The first part of this article provides an overview of the most dominant private and public law approaches that have been attempted in the courts by plaintiffs seeking redress for historical wrongs and outlines why these approaches have been unsuccessful. It also defines the notion of historical wrongs and provides background on the two historical wrongs used as a case study in this paper – Aboriginal residential schools and sexual sterilization in Alberta. In the second part, I turn to discuss the phenomenon of creating compensation schemes as an alternative to traditional court action. Two illustrative examples are the outcry surrounding the introduction of a statute to compensate the victims of sterilization in Alberta and the continuing challenges related to the Aboriginal school resolution process established by the federal government. An examination of the compensation schemes that emerged in these two contexts as well as the process of their emergence provide valuable insight into some of the tensions that can occur when systems of compensation for victims of historical wrongs are designed. I argue that these tensions may be addressed by fostering continuous dialogue between the government and the victims and through independent oversight. Finally, I offer some observations on the ways in which compensatory schemes for historical wrongs expand our traditional conceptions of administrative justice.

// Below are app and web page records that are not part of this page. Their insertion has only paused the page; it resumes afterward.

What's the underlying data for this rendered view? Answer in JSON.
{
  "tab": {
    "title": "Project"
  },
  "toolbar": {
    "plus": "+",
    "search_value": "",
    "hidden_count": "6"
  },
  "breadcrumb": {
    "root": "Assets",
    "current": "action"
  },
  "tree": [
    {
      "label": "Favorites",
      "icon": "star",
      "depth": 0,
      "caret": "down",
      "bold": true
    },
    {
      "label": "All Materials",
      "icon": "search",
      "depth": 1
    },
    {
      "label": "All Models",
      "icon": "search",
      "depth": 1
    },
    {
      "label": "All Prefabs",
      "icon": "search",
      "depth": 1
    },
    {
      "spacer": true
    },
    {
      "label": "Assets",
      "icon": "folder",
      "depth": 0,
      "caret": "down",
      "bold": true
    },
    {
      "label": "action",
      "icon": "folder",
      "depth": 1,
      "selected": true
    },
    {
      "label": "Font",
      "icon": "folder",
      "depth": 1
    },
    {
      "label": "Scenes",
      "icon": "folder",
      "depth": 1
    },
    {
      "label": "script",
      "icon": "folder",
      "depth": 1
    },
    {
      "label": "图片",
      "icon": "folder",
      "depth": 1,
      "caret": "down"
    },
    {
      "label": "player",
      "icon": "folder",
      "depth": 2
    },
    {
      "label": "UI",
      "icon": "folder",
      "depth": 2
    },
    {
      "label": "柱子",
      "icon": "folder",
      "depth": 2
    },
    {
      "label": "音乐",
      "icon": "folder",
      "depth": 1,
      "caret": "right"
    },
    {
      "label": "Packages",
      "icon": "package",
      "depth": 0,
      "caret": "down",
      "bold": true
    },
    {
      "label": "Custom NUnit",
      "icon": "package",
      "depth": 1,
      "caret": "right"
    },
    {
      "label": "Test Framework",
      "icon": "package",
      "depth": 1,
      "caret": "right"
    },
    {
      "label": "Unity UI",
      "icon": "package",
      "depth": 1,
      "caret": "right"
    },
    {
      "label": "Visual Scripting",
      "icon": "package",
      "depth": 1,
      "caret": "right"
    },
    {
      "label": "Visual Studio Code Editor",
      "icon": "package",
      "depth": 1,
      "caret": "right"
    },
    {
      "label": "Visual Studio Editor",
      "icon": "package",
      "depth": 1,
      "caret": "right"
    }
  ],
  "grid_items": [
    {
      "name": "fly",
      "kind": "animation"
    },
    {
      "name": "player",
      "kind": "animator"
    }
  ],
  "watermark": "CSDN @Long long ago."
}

Jacobs, Laverne, Reconciling Tort and Administrative Law Concepts of Justice: The Case of Historical Wrongs (November 1, 2007). University of New Brunswick Law Journal, Vol. 57, pp. 134-161, 2007.